Problem details = Every record below is to be reproduced exactly.
--------------------------------------------------
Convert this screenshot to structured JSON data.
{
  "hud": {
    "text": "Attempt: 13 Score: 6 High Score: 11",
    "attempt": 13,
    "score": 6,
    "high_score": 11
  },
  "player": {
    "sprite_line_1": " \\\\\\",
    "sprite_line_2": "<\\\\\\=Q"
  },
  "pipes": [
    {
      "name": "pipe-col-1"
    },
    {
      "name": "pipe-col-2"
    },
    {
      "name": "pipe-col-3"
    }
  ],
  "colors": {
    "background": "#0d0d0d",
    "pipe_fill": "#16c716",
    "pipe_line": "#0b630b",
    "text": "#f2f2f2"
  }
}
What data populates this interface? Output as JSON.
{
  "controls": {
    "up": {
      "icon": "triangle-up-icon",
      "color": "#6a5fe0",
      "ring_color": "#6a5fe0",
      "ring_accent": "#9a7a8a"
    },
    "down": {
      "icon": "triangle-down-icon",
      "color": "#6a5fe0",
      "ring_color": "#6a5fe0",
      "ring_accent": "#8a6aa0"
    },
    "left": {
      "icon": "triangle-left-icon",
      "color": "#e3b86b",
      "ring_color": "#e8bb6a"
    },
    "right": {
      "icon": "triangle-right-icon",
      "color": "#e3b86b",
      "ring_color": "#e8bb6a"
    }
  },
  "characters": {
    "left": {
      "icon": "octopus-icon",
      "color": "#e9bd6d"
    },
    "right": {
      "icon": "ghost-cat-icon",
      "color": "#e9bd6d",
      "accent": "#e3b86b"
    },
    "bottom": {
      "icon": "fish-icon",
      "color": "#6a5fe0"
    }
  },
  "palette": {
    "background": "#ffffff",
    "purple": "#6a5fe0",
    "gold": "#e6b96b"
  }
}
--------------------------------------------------
Answer to the problem =
Convert this screenshot to structured JSON data.
{
  "hud": {
    "text": "Attempt: 13 Score: 6 High Score: 11",
    "attempt": 13,
    "score": 6,
    "high_score": 11
  },
  "player": {
    "sprite_line_1": " \\\\\\",
    "sprite_line_2": "<\\\\\\=Q"
  },
  "pipes": [
    {
      "name": "pipe-col-1"
    },
    {
      "name": "pipe-col-2"
    },
    {
      "name": "pipe-col-3"
    }
  ],
  "colors": {
    "background": "#0d0d0d",
    "pipe_fill": "#16c716",
    "pipe_line": "#0b630b",
    "text": "#f2f2f2"
  }
}
What data populates this interface? Output as JSON.
{
  "controls": {
    "up": {
      "icon": "triangle-up-icon",
      "color": "#6a5fe0",
      "ring_color": "#6a5fe0",
      "ring_accent": "#9a7a8a"
    },
    "down": {
      "icon": "triangle-down-icon",
      "color": "#6a5fe0",
      "ring_color": "#6a5fe0",
      "ring_accent": "#8a6aa0"
    },
    "left": {
      "icon": "triangle-left-icon",
      "color": "#e3b86b",
      "ring_color": "#e8bb6a"
    },
    "right": {
      "icon": "triangle-right-icon",
      "color": "#e3b86b",
      "ring_color": "#e8bb6a"
    }
  },
  "characters": {
    "left": {
      "icon": "octopus-icon",
      "color": "#e9bd6d"
    },
    "right": {
      "icon": "ghost-cat-icon",
      "color": "#e9bd6d",
      "accent": "#e3b86b"
    },
    "bottom": {
      "icon": "fish-icon",
      "color": "#6a5fe0"
    }
  },
  "palette": {
    "background": "#ffffff",
    "purple": "#6a5fe0",
    "gold": "#e6b96b"
  }
}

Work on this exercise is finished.